But in other parts of the city, things work the opposite way. As older neighborhoods regenerate and flourish, local subway lines often struggle as waves of new riders appear. It then falls to residents, politicians and advocacy groups to hound the MTA for better service.

That's what is happening now along the Fulton Street spine of the A and C lines in Brooklyn -- around Crown Heights, Bedford-Stuyvesant and East New York.

Ridership is up significantly across the system. On each of 29 days last year, the number of rides provided exceeded 6 million. Yet service isn't up to speed.

This week, we learned that A and F weekday trains are late almost a third of the time, in part because of track work, according to MTA stats.

We also know trains are delayed because of overcrowding and unfortunate rudeness, such as riders who hold doors open and others who refuse to make way for others getting on and off.

C trains are notoriously crowded, dirty and infrequent, especially in the morning rush, the Riders Alliance, an advocacy group, has said.
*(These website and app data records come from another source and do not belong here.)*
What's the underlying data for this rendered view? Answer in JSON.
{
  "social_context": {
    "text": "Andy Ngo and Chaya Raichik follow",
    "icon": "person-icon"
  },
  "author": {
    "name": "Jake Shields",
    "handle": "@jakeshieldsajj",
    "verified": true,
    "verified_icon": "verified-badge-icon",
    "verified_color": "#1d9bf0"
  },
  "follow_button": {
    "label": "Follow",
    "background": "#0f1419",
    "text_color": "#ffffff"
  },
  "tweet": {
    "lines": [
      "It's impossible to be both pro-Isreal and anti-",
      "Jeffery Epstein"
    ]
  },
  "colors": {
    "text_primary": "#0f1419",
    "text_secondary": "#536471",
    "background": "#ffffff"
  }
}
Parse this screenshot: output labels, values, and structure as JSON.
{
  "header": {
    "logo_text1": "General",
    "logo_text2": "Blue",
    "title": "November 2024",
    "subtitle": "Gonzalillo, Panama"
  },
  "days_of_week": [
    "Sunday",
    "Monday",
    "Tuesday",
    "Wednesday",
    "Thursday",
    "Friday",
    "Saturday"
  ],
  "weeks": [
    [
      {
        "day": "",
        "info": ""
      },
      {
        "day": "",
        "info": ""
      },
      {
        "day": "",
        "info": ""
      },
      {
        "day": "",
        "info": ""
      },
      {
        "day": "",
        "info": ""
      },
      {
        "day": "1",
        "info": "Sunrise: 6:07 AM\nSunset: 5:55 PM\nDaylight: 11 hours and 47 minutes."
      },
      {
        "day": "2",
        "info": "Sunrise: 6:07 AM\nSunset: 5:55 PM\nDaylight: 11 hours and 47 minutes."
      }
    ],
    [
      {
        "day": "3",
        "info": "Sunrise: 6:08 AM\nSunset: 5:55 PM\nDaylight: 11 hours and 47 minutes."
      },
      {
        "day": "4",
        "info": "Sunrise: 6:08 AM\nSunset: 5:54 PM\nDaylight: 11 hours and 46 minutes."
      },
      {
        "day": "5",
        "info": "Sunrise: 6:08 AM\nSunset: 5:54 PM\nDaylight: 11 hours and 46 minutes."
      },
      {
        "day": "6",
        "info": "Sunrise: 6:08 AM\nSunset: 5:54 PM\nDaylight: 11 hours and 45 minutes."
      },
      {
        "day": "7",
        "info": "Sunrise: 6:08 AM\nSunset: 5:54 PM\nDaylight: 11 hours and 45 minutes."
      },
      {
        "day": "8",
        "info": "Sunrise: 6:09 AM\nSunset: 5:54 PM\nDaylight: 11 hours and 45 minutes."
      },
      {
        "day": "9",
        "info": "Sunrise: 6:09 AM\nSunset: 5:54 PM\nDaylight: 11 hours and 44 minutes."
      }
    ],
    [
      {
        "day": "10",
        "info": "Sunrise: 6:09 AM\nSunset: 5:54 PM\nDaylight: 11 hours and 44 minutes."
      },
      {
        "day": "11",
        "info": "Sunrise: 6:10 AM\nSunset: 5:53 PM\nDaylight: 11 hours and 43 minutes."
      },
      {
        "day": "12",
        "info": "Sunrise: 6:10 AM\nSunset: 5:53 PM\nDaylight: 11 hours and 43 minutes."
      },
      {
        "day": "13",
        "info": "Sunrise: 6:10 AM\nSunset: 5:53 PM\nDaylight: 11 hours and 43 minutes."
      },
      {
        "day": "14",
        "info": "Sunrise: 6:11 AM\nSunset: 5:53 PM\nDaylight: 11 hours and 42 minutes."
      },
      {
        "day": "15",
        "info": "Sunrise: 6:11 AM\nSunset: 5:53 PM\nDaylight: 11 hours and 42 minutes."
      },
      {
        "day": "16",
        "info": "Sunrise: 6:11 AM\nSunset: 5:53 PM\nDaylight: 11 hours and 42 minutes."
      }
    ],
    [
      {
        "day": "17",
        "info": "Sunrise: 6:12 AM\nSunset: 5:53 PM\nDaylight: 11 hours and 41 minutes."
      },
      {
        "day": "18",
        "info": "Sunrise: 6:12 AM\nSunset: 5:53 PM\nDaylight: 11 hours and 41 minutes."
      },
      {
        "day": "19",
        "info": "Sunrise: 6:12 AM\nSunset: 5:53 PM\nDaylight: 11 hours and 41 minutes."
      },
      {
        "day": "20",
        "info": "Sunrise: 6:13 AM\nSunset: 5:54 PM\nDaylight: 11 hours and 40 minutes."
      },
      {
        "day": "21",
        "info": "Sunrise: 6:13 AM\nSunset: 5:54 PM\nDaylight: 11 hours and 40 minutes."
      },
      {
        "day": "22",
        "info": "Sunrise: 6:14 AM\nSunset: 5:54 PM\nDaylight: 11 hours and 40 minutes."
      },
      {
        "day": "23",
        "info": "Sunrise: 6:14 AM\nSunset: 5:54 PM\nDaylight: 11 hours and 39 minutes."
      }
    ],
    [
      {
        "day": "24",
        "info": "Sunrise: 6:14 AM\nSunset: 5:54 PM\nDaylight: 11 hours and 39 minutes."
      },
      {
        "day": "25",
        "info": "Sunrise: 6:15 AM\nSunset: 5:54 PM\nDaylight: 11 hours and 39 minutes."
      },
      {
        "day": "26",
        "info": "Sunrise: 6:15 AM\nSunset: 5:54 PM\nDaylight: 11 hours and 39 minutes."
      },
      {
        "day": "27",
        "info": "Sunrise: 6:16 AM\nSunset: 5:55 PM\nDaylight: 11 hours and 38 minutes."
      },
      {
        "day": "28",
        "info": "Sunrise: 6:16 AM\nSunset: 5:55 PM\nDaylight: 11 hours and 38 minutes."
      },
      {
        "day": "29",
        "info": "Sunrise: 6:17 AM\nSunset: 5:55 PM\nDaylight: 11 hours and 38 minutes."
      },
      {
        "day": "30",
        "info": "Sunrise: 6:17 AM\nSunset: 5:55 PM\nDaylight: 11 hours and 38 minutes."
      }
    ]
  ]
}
One reason: The A and C use rolling stock that's decades old.

Stations are also a mess. The Nostrand Avenue A and C station serves about 5.5 million riders a year and urgently needs more entrances and exits.

The MTA is trying to determine better ways to improve the system to "optimize the distribution of work" and minimize impact on riders.

And the 7-train extension? We need that, too. The MTA is building it with city money -- not its own cash -- and the project will help our economy. That's all good news.

Still, it's the MTA's duty to ensure that the subways keep up with the times and give beleaguered commuters the best ride possible. It has a way to go.